* [Task input]:
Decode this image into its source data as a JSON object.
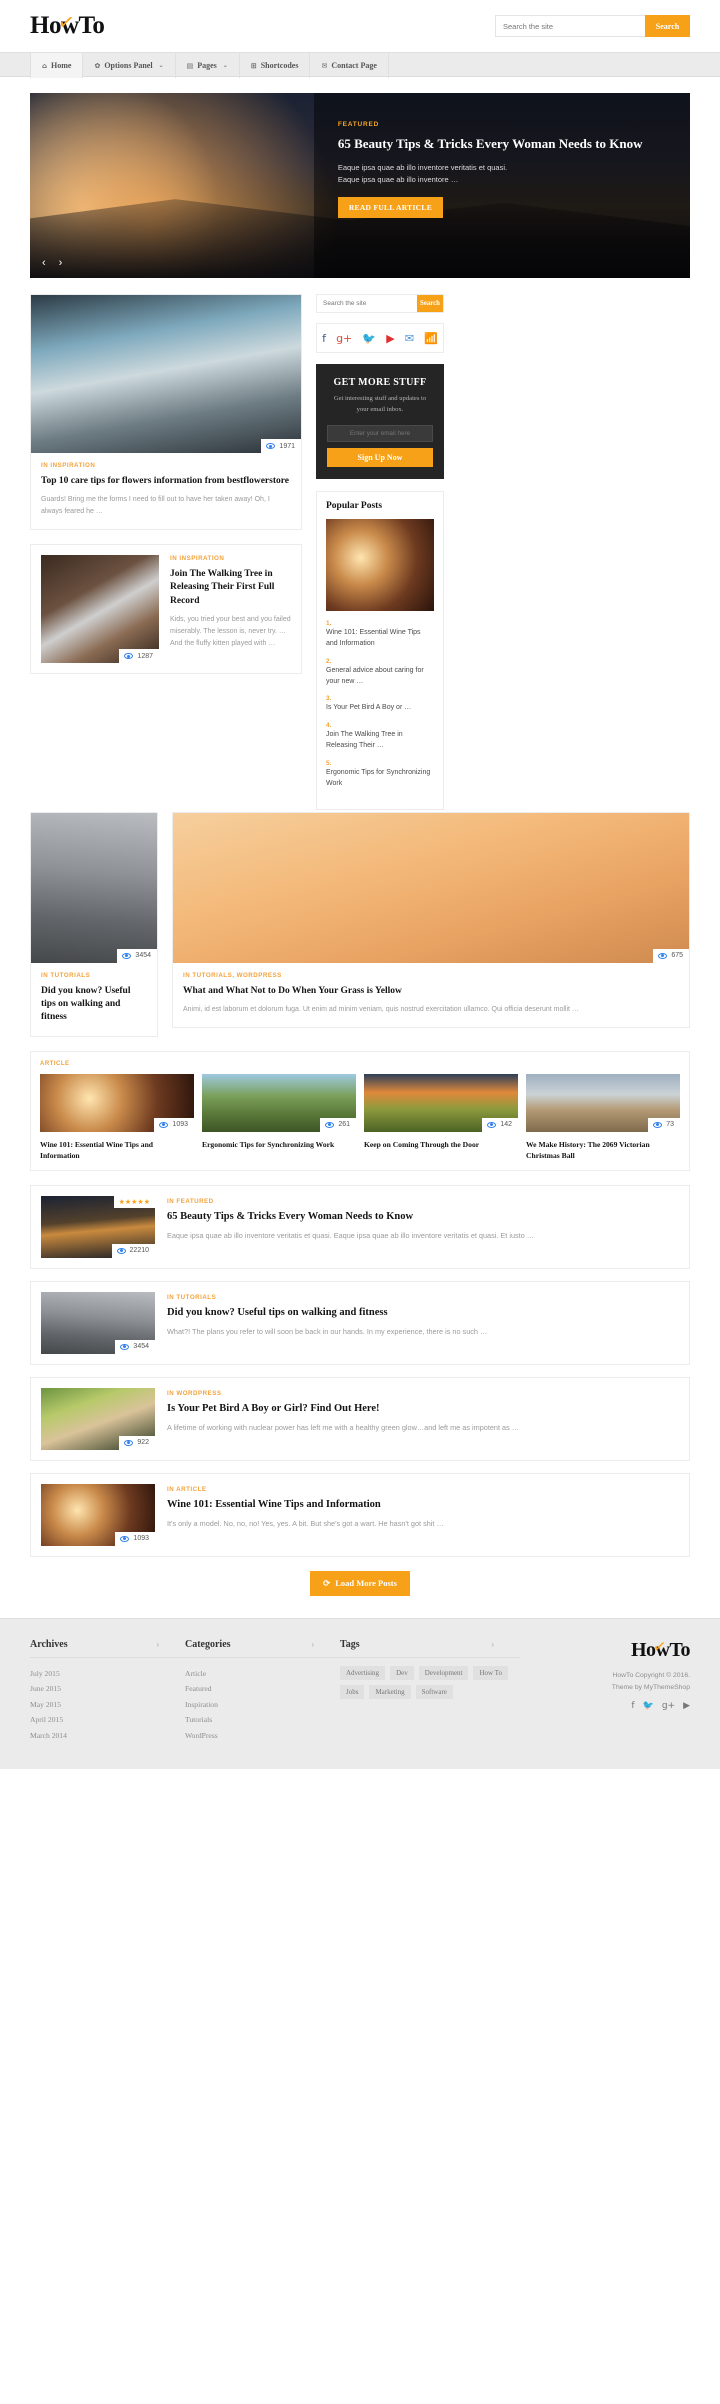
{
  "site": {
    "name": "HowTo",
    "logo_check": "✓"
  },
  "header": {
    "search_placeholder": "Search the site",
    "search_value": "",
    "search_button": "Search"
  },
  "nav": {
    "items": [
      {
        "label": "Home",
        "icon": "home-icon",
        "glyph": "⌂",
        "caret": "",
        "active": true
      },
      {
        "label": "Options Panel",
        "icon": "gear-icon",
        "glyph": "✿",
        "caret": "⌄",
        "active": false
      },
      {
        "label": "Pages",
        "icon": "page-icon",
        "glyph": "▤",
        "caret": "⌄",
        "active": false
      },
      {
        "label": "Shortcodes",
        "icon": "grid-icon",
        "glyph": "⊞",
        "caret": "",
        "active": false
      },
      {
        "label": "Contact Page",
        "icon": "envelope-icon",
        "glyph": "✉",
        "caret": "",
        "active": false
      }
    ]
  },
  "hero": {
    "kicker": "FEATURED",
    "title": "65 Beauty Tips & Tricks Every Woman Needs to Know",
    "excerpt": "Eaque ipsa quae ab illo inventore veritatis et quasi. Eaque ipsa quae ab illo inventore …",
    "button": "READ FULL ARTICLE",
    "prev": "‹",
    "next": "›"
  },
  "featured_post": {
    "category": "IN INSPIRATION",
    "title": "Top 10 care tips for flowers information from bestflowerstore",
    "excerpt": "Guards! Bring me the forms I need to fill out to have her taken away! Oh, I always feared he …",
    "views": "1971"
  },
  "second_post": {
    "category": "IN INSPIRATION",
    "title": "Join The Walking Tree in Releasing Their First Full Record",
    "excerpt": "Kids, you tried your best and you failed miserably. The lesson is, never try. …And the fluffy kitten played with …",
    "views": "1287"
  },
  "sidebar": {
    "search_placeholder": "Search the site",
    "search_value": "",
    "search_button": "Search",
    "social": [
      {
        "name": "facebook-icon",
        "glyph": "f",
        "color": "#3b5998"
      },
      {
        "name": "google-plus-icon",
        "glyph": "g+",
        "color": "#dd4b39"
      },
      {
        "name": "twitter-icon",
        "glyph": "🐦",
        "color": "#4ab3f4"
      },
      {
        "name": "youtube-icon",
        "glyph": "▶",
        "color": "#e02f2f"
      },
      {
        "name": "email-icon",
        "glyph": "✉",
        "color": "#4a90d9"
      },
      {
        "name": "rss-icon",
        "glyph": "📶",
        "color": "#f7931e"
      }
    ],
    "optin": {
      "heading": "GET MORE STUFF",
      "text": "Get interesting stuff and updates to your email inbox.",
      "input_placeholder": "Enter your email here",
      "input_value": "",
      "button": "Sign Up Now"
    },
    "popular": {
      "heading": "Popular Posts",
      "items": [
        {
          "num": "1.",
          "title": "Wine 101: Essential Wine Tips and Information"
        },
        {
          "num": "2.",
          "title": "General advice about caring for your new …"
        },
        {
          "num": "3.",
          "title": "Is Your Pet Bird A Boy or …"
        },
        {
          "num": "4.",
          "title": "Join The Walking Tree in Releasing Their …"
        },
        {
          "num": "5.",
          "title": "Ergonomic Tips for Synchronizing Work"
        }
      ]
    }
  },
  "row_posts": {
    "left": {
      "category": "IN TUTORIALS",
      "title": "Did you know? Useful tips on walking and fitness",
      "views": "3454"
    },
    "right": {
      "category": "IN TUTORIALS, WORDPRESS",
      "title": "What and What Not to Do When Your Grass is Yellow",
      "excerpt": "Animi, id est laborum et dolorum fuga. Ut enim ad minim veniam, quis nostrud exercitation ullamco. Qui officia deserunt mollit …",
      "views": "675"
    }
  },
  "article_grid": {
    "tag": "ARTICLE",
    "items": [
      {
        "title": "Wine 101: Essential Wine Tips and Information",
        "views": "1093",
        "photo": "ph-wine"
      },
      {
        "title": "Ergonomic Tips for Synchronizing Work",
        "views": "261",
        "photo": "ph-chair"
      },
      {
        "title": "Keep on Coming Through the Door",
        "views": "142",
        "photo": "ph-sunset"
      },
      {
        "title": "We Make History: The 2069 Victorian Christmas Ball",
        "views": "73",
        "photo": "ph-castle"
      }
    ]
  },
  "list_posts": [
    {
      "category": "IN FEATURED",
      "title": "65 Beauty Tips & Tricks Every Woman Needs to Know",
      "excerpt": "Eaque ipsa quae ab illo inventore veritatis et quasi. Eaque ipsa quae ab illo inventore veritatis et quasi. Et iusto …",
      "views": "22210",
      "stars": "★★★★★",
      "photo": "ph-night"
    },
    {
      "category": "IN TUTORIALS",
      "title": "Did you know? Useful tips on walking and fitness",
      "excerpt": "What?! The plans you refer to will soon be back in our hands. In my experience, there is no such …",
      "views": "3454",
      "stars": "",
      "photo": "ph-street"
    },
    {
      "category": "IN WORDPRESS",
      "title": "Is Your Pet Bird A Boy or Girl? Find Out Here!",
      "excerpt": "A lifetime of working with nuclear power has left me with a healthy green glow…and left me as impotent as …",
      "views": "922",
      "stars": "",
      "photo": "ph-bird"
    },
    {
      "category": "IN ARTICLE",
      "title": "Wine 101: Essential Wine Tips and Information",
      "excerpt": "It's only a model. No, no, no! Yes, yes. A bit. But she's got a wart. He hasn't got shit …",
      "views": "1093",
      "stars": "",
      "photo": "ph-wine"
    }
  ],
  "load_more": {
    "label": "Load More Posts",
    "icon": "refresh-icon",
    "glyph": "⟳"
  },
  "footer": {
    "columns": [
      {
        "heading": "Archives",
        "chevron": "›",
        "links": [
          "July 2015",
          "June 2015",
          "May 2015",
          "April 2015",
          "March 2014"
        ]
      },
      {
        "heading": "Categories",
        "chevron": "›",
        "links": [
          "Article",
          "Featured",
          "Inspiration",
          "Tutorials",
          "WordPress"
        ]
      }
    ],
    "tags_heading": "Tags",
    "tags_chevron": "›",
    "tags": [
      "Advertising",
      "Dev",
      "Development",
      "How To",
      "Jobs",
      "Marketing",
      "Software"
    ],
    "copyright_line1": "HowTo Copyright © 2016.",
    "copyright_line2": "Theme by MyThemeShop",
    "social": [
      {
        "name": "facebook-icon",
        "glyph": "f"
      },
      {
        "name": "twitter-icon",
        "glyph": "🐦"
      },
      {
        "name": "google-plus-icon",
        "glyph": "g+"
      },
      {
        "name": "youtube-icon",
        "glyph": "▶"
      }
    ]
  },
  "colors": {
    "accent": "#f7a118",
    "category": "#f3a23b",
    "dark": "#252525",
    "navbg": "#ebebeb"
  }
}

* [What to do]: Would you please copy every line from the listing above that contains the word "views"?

* [Exercise solution]:
    "views": "1971"
    "views": "1287"
      "views": "3454"
      "views": "675"
        "views": "1093",
        "views": "261",
        "views": "142",
        "views": "73",
      "views": "22210",
      "views": "3454",
      "views": "922",
      "views": "1093",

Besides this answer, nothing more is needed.